One of the group’s earlier hits, this is a particularly beautiful song that fuses romantic R&B with Christian messages of love. It’s a vocally stunning song, reminding us that although the group were incredibly funky, they had some serious singers in the midst and the harmonies they achieved are mind-blowing.
This is Earth, Wind & Fire at their most powerful and their most frantic. It’s a perfect combination of great song writing, producing and performance. The harmonies are beautiful, the horns are blistering, and the song is catchy. What more could you ever want?
Let Your Feelings Show
A quasi-rarity in the Earth, Wind & Fire catalogue; taken from the tasty I Am album, which spawned the hits ‘Boogie Wonderland’ and ‘After The Love Has Gone, it rounds out one of their best albums. Again, it has that classic sound: punchy horns, thumping bass, and incredibly tight vocals. It’s a catchy tune and one that fans need to re-discover.
Boogie Wonderland Live
What can you say about this? A classic, performed superbly in concert. Earth, Wind & Fire versatility extended outside of the studio and onto the stage, a mark of the brilliance of the men that Maurice White assembled.
I’ve Had Enough
This song is a particular favourite of ours. Taken from the Raise! album which featured that their last major hit ‘Let’s Groove’ in 1981. Although conventional wisdom states that disco died a brutal and immediate death, the reality is that disco went back underground, and those acts that remained in the public re-packaged their sound. Now, although Earth, Wind & Fire were not a disco band they did incorporate elements of it and were tainted with the disco brush; but as Raise! shows the group still had hits in them, and still could make great music.
Fall In Love With Me
By 1983 the group was split over the direction of their sound: as the eighties moved on live musicianship went out of favour. The White brothers along with Philip Bailey were keen to embrace new music technology, but others like Larry Dunn and Al McKay were less impressed by the sound of the eighties. Their 1983 album Powerlight sees them retain their sound but also embrace more synthesised sounds; its another solid album, but the material isn’t as memorable as some of their earlier pieces. The album is notably however for the lead single: ‘Fall In Love With Me’. Its pretty stunning actually, and its well worth listening to for a blistering guitar solo
In 2005 Maurice White took the group back into the studio to record their 19th studio album Illumination, and overall the results were pretty good. Yet like so many other older artists, they tried to use the new generation of musicians to update their sound. Sometimes it worked on Illumination (see the duet with Raphael Saadiq), sometimes it didn’t (see the duet with Will.I.Am). Yet this song is actually really good, sounding like an updated classic.
This was the lead single of the groups’ 2013 album Now, Then & Forever – the first that did not feature Maurice White in any capacity. Yet the album had his blessing, and its pretty good. It finds them treading the line between their classic sound and new sounds in dance music; largely it works. ‘My Promise’ is arguably the best song on the album, sounding perfectly like a classic from their heyday.
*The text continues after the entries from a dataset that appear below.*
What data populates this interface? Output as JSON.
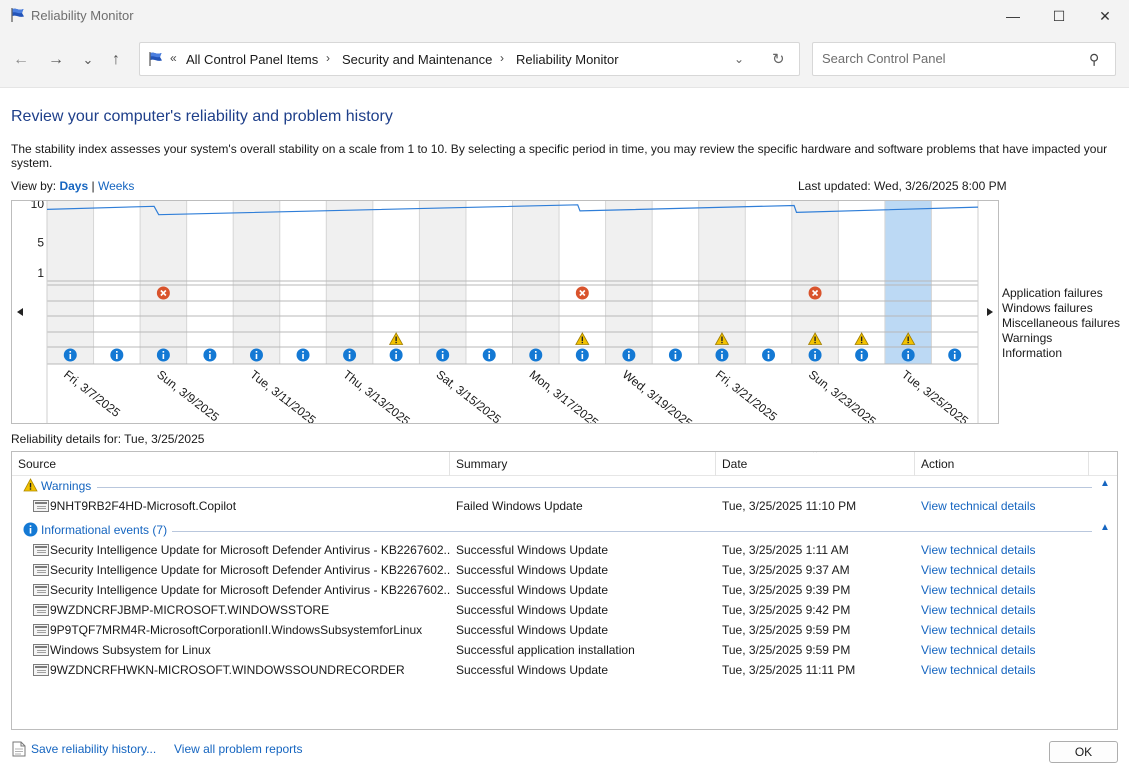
{
  "window": {
    "title": "Reliability Monitor",
    "minimize_glyph": "—",
    "maximize_glyph": "☐",
    "close_glyph": "✕"
  },
  "nav": {
    "back_glyph": "←",
    "forward_glyph": "→",
    "recent_glyph": "⌄",
    "up_glyph": "↑",
    "chevrons": "«",
    "breadcrumb": [
      "All Control Panel Items",
      "Security and Maintenance",
      "Reliability Monitor"
    ],
    "separator": "›",
    "dropdown_glyph": "⌄",
    "refresh_glyph": "↻",
    "search_placeholder": "Search Control Panel",
    "search_glyph": "⚲"
  },
  "page": {
    "heading": "Review your computer's reliability and problem history",
    "description": "The stability index assesses your system's overall stability on a scale from 1 to 10. By selecting a specific period in time, you may review the specific hardware and software problems that have impacted your system.",
    "view_by_label": "View by: ",
    "view_days": "Days",
    "view_sep": " | ",
    "view_weeks": "Weeks",
    "last_updated": "Last updated: Wed, 3/26/2025 8:00 PM",
    "details_for": "Reliability details for: Tue, 3/25/2025"
  },
  "chart_data": {
    "type": "line",
    "y_ticks": [
      "10",
      "5",
      "1"
    ],
    "ylim": [
      1,
      10
    ],
    "dates": [
      "Fri, 3/7/2025",
      "Sat, 3/8/2025",
      "Sun, 3/9/2025",
      "Mon, 3/10/2025",
      "Tue, 3/11/2025",
      "Wed, 3/12/2025",
      "Thu, 3/13/2025",
      "Fri, 3/14/2025",
      "Sat, 3/15/2025",
      "Sun, 3/16/2025",
      "Mon, 3/17/2025",
      "Tue, 3/18/2025",
      "Wed, 3/19/2025",
      "Thu, 3/20/2025",
      "Fri, 3/21/2025",
      "Sat, 3/22/2025",
      "Sun, 3/23/2025",
      "Mon, 3/24/2025",
      "Tue, 3/25/2025",
      "Wed, 3/26/2025"
    ],
    "date_labels": [
      "Fri, 3/7/2025",
      "Sun, 3/9/2025",
      "Tue, 3/11/2025",
      "Thu, 3/13/2025",
      "Sat, 3/15/2025",
      "Mon, 3/17/2025",
      "Wed, 3/19/2025",
      "Fri, 3/21/2025",
      "Sun, 3/23/2025",
      "Tue, 3/25/2025"
    ],
    "stability_points": [
      [
        0,
        9.3
      ],
      [
        2.3,
        9.7
      ],
      [
        2.4,
        8.6
      ],
      [
        11.4,
        9.9
      ],
      [
        11.45,
        9.1
      ],
      [
        16.05,
        9.8
      ],
      [
        16.1,
        8.9
      ],
      [
        20,
        9.6
      ]
    ],
    "selected_index": 18,
    "legend": [
      "Application failures",
      "Windows failures",
      "Miscellaneous failures",
      "Warnings",
      "Information"
    ],
    "application_failures": [
      2,
      11,
      16
    ],
    "windows_failures": [],
    "miscellaneous_failures": [],
    "warnings": [
      7,
      11,
      14,
      16,
      17,
      18
    ],
    "information": [
      0,
      1,
      2,
      3,
      4,
      5,
      6,
      7,
      8,
      9,
      10,
      11,
      12,
      13,
      14,
      15,
      16,
      17,
      18,
      19
    ]
  },
  "table": {
    "headers": {
      "source": "Source",
      "summary": "Summary",
      "date": "Date",
      "action": "Action"
    },
    "sort_glyph": "⌃",
    "collapse_glyph": "▲",
    "groups": [
      {
        "label": "Warnings",
        "icon": "warning-icon",
        "rows": [
          {
            "source": "9NHT9RB2F4HD-Microsoft.Copilot",
            "summary": "Failed Windows Update",
            "date": "Tue, 3/25/2025 11:10 PM",
            "action": "View technical details"
          }
        ]
      },
      {
        "label": "Informational events (7)",
        "icon": "info-icon",
        "rows": [
          {
            "source": "Security Intelligence Update for Microsoft Defender Antivirus - KB2267602...",
            "summary": "Successful Windows Update",
            "date": "Tue, 3/25/2025 1:11 AM",
            "action": "View technical details"
          },
          {
            "source": "Security Intelligence Update for Microsoft Defender Antivirus - KB2267602...",
            "summary": "Successful Windows Update",
            "date": "Tue, 3/25/2025 9:37 AM",
            "action": "View technical details"
          },
          {
            "source": "Security Intelligence Update for Microsoft Defender Antivirus - KB2267602...",
            "summary": "Successful Windows Update",
            "date": "Tue, 3/25/2025 9:39 PM",
            "action": "View technical details"
          },
          {
            "source": "9WZDNCRFJBMP-MICROSOFT.WINDOWSSTORE",
            "summary": "Successful Windows Update",
            "date": "Tue, 3/25/2025 9:42 PM",
            "action": "View technical details"
          },
          {
            "source": "9P9TQF7MRM4R-MicrosoftCorporationII.WindowsSubsystemforLinux",
            "summary": "Successful Windows Update",
            "date": "Tue, 3/25/2025 9:59 PM",
            "action": "View technical details"
          },
          {
            "source": "Windows Subsystem for Linux",
            "summary": "Successful application installation",
            "date": "Tue, 3/25/2025 9:59 PM",
            "action": "View technical details"
          },
          {
            "source": "9WZDNCRFHWKN-MICROSOFT.WINDOWSSOUNDRECORDER",
            "summary": "Successful Windows Update",
            "date": "Tue, 3/25/2025 11:11 PM",
            "action": "View technical details"
          }
        ]
      }
    ]
  },
  "footer": {
    "save_history": "Save reliability history...",
    "view_all": "View all problem reports",
    "ok": "OK"
  },
  "colors": {
    "accent": "#1565c0",
    "heading": "#1e3f8a",
    "error": "#d9532c",
    "warning": "#f2c200",
    "info": "#1479d4",
    "selected_column": "#bcd9f4",
    "stability_line": "#2f7ed8"
  }
}
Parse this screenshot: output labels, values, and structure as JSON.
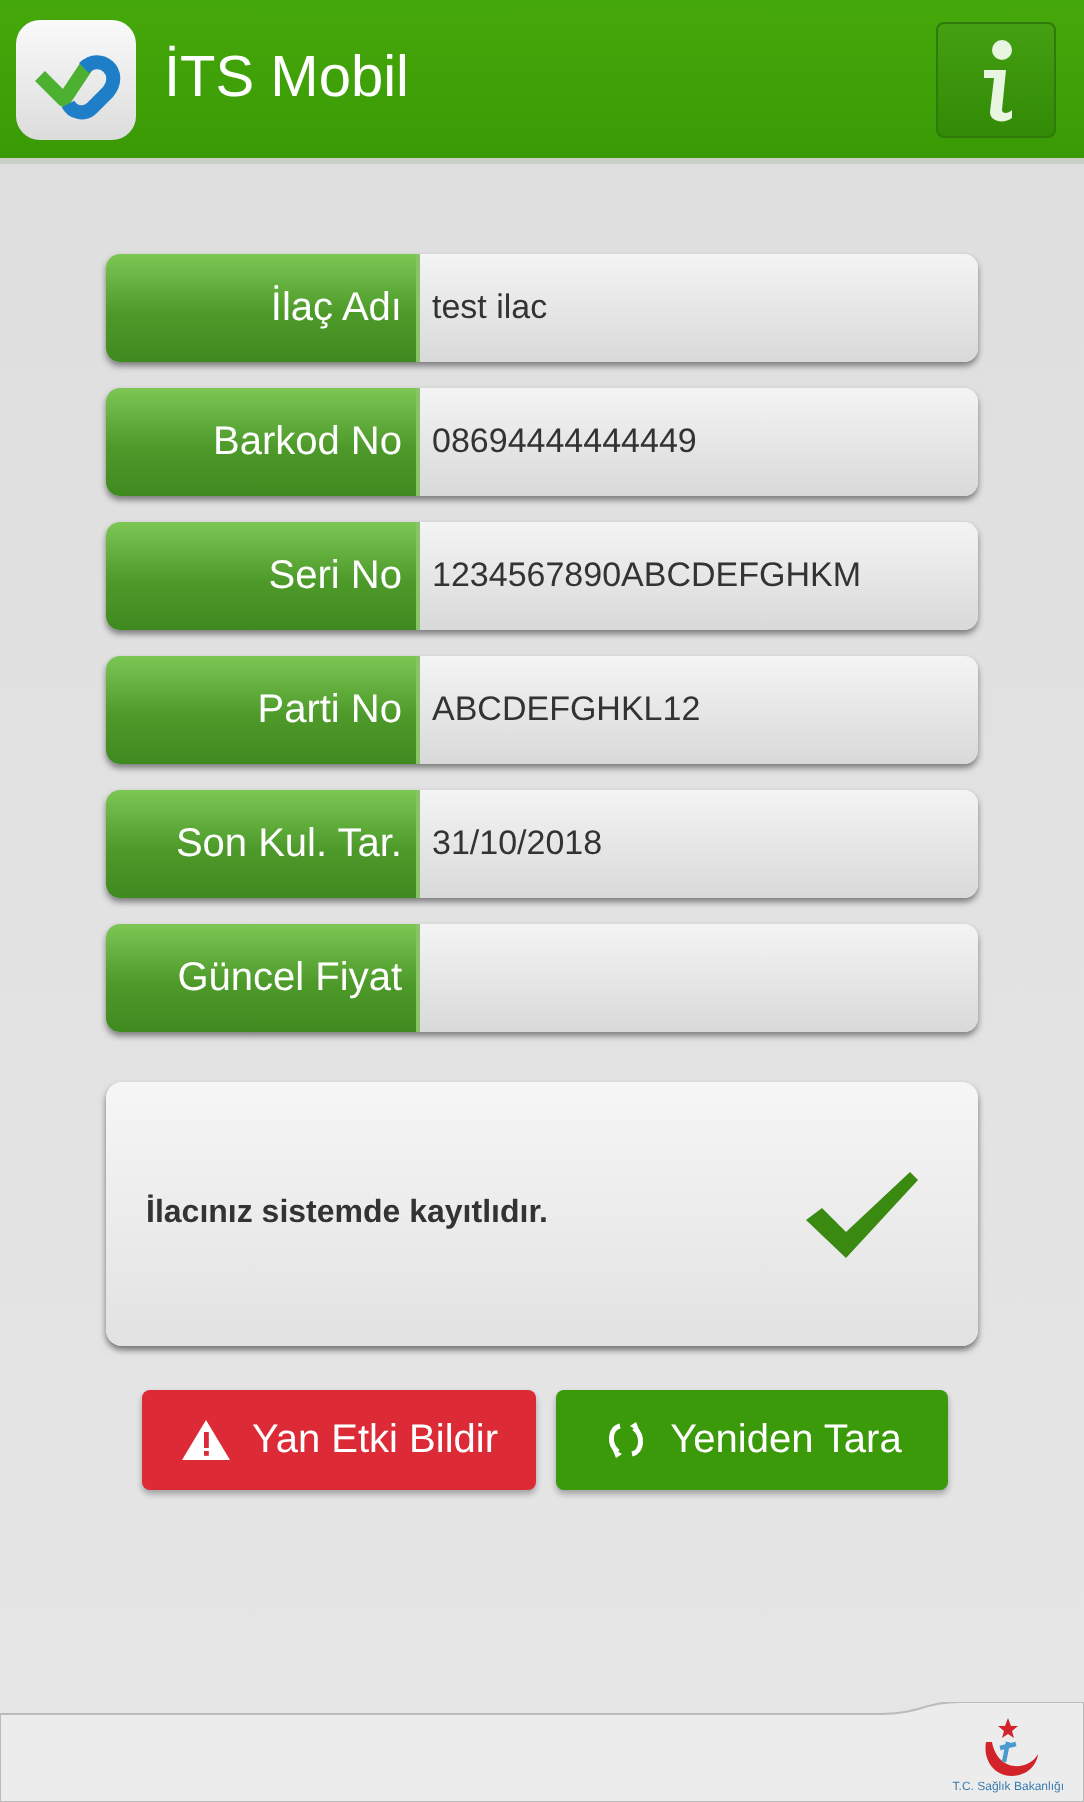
{
  "app_bar": {
    "title": "İTS Mobil"
  },
  "fields": [
    {
      "label": "İlaç Adı",
      "value": "test ilac"
    },
    {
      "label": "Barkod No",
      "value": "08694444444449"
    },
    {
      "label": "Seri No",
      "value": "1234567890ABCDEFGHKM"
    },
    {
      "label": "Parti No",
      "value": "ABCDEFGHKL12"
    },
    {
      "label": "Son Kul. Tar.",
      "value": "31/10/2018"
    },
    {
      "label": "Güncel Fiyat"
    }
  ],
  "result": {
    "message": "İlacınız sistemde kayıtlıdır.",
    "kind": "registered"
  },
  "buttons": [
    {
      "label": "Yan Etki Bildir",
      "kind": "report"
    },
    {
      "label": "Yeniden Tara",
      "kind": "rescan"
    }
  ],
  "footer": {
    "logo_caption": "T.C. Sağlık Bakanlığı"
  }
}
Be Ever Wonderful
One of the songs we’ve rediscovered in the wake of Maurice White’s passing, ‘Be Ever Wonderful’ is a sheer delight to listen to. It’s positive message is pure Maurice. The horn arrangement is fantastic; the vocals are made in harmonic heaven. It’s such a brilliant tune, and a fine tribute to the man who created this iconic and pioneering group.